* WHAT YOU WILL DO
All entries below are to be set down again exactly as given.

### GIVEN DATA

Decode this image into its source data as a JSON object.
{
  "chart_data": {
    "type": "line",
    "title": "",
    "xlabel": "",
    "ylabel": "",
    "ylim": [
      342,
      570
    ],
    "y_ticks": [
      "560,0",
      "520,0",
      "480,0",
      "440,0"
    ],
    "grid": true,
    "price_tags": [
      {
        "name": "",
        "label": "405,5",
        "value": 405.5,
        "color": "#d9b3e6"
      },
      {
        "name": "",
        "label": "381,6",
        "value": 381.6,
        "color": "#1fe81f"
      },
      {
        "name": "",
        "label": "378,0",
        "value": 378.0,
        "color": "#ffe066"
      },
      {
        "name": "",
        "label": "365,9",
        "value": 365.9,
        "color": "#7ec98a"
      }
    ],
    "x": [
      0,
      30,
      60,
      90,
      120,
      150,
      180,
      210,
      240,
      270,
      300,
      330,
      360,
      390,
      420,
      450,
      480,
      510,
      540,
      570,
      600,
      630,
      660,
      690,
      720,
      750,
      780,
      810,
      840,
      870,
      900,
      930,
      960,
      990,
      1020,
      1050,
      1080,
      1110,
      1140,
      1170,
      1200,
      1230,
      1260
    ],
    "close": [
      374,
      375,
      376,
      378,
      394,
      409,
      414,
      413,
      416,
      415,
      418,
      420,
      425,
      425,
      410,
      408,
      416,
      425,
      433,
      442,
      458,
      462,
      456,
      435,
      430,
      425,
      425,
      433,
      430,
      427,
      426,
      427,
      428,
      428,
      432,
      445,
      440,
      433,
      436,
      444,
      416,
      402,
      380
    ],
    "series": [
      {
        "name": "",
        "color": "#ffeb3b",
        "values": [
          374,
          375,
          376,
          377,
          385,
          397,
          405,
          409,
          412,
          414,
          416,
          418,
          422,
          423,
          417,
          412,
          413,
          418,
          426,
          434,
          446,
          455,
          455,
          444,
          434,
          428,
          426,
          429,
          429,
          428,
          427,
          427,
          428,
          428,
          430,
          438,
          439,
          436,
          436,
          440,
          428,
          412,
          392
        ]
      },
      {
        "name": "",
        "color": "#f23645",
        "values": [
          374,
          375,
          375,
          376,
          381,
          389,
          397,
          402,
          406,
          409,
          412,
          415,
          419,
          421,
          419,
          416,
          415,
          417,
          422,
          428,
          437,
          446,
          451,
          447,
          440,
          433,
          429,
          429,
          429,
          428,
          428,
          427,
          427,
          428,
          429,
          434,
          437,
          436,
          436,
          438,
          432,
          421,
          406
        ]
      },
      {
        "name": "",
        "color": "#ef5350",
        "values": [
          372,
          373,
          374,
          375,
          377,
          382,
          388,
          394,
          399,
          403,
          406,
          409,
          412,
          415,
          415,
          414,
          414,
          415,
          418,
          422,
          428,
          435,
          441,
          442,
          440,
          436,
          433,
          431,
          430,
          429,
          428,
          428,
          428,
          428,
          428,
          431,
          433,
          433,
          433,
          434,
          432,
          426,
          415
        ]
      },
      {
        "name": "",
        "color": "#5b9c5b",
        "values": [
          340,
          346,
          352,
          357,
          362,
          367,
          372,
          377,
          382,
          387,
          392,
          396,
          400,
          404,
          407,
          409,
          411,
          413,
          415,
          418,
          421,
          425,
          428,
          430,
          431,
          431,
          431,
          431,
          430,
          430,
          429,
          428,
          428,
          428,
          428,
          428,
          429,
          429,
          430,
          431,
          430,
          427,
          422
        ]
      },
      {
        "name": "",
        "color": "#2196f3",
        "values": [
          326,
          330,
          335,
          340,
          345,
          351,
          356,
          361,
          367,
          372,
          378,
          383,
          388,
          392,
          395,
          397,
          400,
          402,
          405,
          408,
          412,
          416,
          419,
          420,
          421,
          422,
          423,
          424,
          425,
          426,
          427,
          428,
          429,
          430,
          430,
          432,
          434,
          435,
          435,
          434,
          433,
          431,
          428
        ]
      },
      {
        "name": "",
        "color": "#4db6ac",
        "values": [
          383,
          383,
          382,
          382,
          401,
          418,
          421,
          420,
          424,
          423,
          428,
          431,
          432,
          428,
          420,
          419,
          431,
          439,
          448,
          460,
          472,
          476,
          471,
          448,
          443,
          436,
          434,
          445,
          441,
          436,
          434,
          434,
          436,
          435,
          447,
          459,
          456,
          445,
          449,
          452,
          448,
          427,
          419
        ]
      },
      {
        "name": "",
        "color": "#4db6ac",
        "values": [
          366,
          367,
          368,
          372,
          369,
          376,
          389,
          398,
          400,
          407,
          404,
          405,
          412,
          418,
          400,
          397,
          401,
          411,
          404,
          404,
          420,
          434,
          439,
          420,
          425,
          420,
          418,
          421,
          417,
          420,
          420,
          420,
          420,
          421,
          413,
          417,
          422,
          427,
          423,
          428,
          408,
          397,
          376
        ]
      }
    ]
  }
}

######

* RESPONSE TO THIS TASK
Decode this image into its source data as a JSON object.
{
  "chart_data": {
    "type": "line",
    "title": "",
    "xlabel": "",
    "ylabel": "",
    "ylim": [
      342,
      570
    ],
    "y_ticks": [
      "560,0",
      "520,0",
      "480,0",
      "440,0"
    ],
    "grid": true,
    "price_tags": [
      {
        "name": "",
        "label": "405,5",
        "value": 405.5,
        "color": "#d9b3e6"
      },
      {
        "name": "",
        "label": "381,6",
        "value": 381.6,
        "color": "#1fe81f"
      },
      {
        "name": "",
        "label": "378,0",
        "value": 378.0,
        "color": "#ffe066"
      },
      {
        "name": "",
        "label": "365,9",
        "value": 365.9,
        "color": "#7ec98a"
      }
    ],
    "x": [
      0,
      30,
      60,
      90,
      120,
      150,
      180,
      210,
      240,
      270,
      300,
      330,
      360,
      390,
      420,
      450,
      480,
      510,
      540,
      570,
      600,
      630,
      660,
      690,
      720,
      750,
      780,
      810,
      840,
      870,
      900,
      930,
      960,
      990,
      1020,
      1050,
      1080,
      1110,
      1140,
      1170,
      1200,
      1230,
      1260
    ],
    "close": [
      374,
      375,
      376,
      378,
      394,
      409,
      414,
      413,
      416,
      415,
      418,
      420,
      425,
      425,
      410,
      408,
      416,
      425,
      433,
      442,
      458,
      462,
      456,
      435,
      430,
      425,
      425,
      433,
      430,
      427,
      426,
      427,
      428,
      428,
      432,
      445,
      440,
      433,
      436,
      444,
      416,
      402,
      380
    ],
    "series": [
      {
        "name": "",
        "color": "#ffeb3b",
        "values": [
          374,
          375,
          376,
          377,
          385,
          397,
          405,
          409,
          412,
          414,
          416,
          418,
          422,
          423,
          417,
          412,
          413,
          418,
          426,
          434,
          446,
          455,
          455,
          444,
          434,
          428,
          426,
          429,
          429,
          428,
          427,
          427,
          428,
          428,
          430,
          438,
          439,
          436,
          436,
          440,
          428,
          412,
          392
        ]
      },
      {
        "name": "",
        "color": "#f23645",
        "values": [
          374,
          375,
          375,
          376,
          381,
          389,
          397,
          402,
          406,
          409,
          412,
          415,
          419,
          421,
          419,
          416,
          415,
          417,
          422,
          428,
          437,
          446,
          451,
          447,
          440,
          433,
          429,
          429,
          429,
          428,
          428,
          427,
          427,
          428,
          429,
          434,
          437,
          436,
          436,
          438,
          432,
          421,
          406
        ]
      },
      {
        "name": "",
        "color": "#ef5350",
        "values": [
          372,
          373,
          374,
          375,
          377,
          382,
          388,
          394,
          399,
          403,
          406,
          409,
          412,
          415,
          415,
          414,
          414,
          415,
          418,
          422,
          428,
          435,
          441,
          442,
          440,
          436,
          433,
          431,
          430,
          429,
          428,
          428,
          428,
          428,
          428,
          431,
          433,
          433,
          433,
          434,
          432,
          426,
          415
        ]
      },
      {
        "name": "",
        "color": "#5b9c5b",
        "values": [
          340,
          346,
          352,
          357,
          362,
          367,
          372,
          377,
          382,
          387,
          392,
          396,
          400,
          404,
          407,
          409,
          411,
          413,
          415,
          418,
          421,
          425,
          428,
          430,
          431,
          431,
          431,
          431,
          430,
          430,
          429,
          428,
          428,
          428,
          428,
          428,
          429,
          429,
          430,
          431,
          430,
          427,
          422
        ]
      },
      {
        "name": "",
        "color": "#2196f3",
        "values": [
          326,
          330,
          335,
          340,
          345,
          351,
          356,
          361,
          367,
          372,
          378,
          383,
          388,
          392,
          395,
          397,
          400,
          402,
          405,
          408,
          412,
          416,
          419,
          420,
          421,
          422,
          423,
          424,
          425,
          426,
          427,
          428,
          429,
          430,
          430,
          432,
          434,
          435,
          435,
          434,
          433,
          431,
          428
        ]
      },
      {
        "name": "",
        "color": "#4db6ac",
        "values": [
          383,
          383,
          382,
          382,
          401,
          418,
          421,
          420,
          424,
          423,
          428,
          431,
          432,
          428,
          420,
          419,
          431,
          439,
          448,
          460,
          472,
          476,
          471,
          448,
          443,
          436,
          434,
          445,
          441,
          436,
          434,
          434,
          436,
          435,
          447,
          459,
          456,
          445,
          449,
          452,
          448,
          427,
          419
        ]
      },
      {
        "name": "",
        "color": "#4db6ac",
        "values": [
          366,
          367,
          368,
          372,
          369,
          376,
          389,
          398,
          400,
          407,
          404,
          405,
          412,
          418,
          400,
          397,
          401,
          411,
          404,
          404,
          420,
          434,
          439,
          420,
          425,
          420,
          418,
          421,
          417,
          420,
          420,
          420,
          420,
          421,
          413,
          417,
          422,
          427,
          423,
          428,
          408,
          397,
          376
        ]
      }
    ]
  }
}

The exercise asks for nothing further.